This is also highlighted by Rashi in the same pasuk in Parshas Yisro that discusses boundaries. The Torah commands, “הָעֵ֣ד בָּעָ֑ם פֶּן־יֶהֶרְס֤וּ אֶל ה׳ לִרְא֔וֹת – command the people, because they might break through (the barrier) to Hashem in order to see.” Rashi is perplexed by the choice of words – “יֶהֶרְס֤וּ.” It connotes “breaking through” or “destroying.” Why does the Torah use a word that implies such destructive imagery for someone who traverses the fence? Rashi explains, “כָּל הֲרִיסָה מַפְרֶדֶת אֲסִיפַת הַבִּנְיָן, אַף הַנִּפְרָדִין מִמַּצַּב אֲנָשִׁים הוֹרְסִים אֶת הַמַּצָּב – any destruction separates the foundation of the building, likewise those that separate from the stance of other people destroy the strength of the entire position.”
Have we dodged or circumvented restrictions for the sake of our own the interests? More significantly, how have we stood by without thinking that this could cause destruction to the entire stance? It did.
3) Religious practice
Human life has extreme priority in Jewish thought. Halacha teaches us to override the most severe prohibitions in the interest of pikuach nefesh. In contrast, when global pikuach nefesh was at stake, we could not take the Torah’s approach to heart. When it comes to precautions for coronavirus, we were not required to violate a law. The most common situations demanded that people forgo customs and, perhaps in rare cases fulfillment (not violation of) of a mitzva derabanan, in the interest of stopping a pandemic.
We prioritized tefillah betzibur the way we want it to be, having simchos, clandestine Torah leaning, and yeshivos running as normal. If you could ask Hashem if that is what He wanted, do you really think He would answer in the affirmative? Is that the approach of Halacha?
Rashi again comments on this phenomenon. The Torah greatly emphasizes the importance of drawing clear boundaries around Har Sinai so that no one ascends during Matan Torah. Rashi (19, 21) explains the concern. Someone might have been stricken by religious passion to get closer to Hashem and mistakenly go up the mountain. If he would have listened to that internal voice and gone up, he would be punished with death.

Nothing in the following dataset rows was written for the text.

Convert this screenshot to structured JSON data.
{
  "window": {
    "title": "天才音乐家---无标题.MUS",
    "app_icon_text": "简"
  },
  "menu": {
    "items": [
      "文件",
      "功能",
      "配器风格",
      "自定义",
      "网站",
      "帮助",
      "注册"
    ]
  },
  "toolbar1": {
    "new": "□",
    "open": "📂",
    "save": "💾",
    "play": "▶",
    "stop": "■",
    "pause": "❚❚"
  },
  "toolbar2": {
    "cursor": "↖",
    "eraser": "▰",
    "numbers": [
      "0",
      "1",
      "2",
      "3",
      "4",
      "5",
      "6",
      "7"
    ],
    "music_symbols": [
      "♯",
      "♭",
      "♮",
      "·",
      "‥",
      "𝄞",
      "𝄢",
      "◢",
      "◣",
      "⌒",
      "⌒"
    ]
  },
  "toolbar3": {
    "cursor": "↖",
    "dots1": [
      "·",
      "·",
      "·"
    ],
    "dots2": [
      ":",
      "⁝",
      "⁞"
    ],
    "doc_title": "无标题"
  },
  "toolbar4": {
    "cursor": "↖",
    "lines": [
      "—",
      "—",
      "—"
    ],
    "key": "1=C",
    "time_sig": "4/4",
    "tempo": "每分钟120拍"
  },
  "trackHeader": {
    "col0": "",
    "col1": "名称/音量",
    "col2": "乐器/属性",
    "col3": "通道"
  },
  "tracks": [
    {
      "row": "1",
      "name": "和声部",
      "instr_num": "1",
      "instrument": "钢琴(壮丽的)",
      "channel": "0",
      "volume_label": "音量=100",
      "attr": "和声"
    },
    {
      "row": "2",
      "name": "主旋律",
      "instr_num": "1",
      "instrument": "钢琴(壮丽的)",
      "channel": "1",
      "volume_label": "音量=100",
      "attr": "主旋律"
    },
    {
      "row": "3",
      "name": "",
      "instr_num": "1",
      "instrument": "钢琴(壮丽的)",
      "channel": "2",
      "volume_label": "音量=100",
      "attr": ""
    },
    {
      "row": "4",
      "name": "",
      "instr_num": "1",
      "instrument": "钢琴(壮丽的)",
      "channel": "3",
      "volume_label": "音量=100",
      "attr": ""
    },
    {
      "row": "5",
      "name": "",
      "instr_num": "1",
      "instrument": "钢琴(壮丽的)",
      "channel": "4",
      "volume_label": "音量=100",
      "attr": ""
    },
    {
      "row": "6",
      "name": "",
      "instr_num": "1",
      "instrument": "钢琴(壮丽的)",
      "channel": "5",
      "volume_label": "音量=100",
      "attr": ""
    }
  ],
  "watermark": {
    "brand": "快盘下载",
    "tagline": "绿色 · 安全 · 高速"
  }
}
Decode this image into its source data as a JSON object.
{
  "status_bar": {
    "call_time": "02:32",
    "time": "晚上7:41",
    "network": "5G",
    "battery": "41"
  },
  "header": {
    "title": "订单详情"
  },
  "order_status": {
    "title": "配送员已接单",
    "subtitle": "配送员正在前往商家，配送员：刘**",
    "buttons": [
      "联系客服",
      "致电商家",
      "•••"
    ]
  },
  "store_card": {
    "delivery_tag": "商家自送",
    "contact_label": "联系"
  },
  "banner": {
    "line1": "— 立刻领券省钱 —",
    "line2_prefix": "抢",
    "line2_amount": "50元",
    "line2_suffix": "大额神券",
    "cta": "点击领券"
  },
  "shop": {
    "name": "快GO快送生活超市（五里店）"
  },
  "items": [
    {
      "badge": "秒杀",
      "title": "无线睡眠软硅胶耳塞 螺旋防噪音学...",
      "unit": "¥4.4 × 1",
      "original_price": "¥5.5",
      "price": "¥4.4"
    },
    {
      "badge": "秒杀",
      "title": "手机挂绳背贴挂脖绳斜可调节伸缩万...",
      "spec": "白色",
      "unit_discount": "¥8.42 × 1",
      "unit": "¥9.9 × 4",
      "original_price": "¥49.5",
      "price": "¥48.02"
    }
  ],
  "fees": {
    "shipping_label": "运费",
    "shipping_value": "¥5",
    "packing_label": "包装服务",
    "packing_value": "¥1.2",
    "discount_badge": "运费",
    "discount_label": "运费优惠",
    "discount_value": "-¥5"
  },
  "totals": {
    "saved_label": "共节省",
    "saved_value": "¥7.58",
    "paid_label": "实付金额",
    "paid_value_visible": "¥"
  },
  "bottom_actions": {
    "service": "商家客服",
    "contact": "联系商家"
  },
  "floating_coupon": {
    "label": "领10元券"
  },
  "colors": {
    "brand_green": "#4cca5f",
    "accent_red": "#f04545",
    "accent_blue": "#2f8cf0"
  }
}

It would be a distortion of religious passion. Erroneous and punishable. Hashem understood that people are prone to that during Matan Torah and had to make sure that no one would make that mistake. Did we learn that lesson?
We have seen that there is a widespread disease in society. It has destroyed many more lives than any pandemic. The disease of selfishness. If one had to boil down behavior during this pandemic, it exudes a selfishness and acts of self interest. It is so prevalent in our society that it is almost hard to notice. We grow immune to it.
When one acts in self interest, it is hard to see, understand, or even listen to another person’s perspective. There have been recent calls in our community for “shalom,” harmony, or understanding each other. Those are beautiful and worthwhile, as long as one is able to step out of his own self interest. True harmony and a real relationship – with one’s spouse, friend, or community – can only exist when one acts in the interest of others, not just oneself.
We live in a world guided by self interest. It fuels social media and society at large. Are we able to genuinely care about others, or at least act in their interest, too?
Unfortunately, the pandemic is far from over. The good news is that we still have time to change. As we approach the Shabbos of Matan Torah, can we rise to the challenges of becoming more thoughtful of others, society, and Halacha? Think about how you have fallen short. Can you improve? Hopefully you can, and as משנכנס אדר you will have many reasons to be מרבה בשמחה.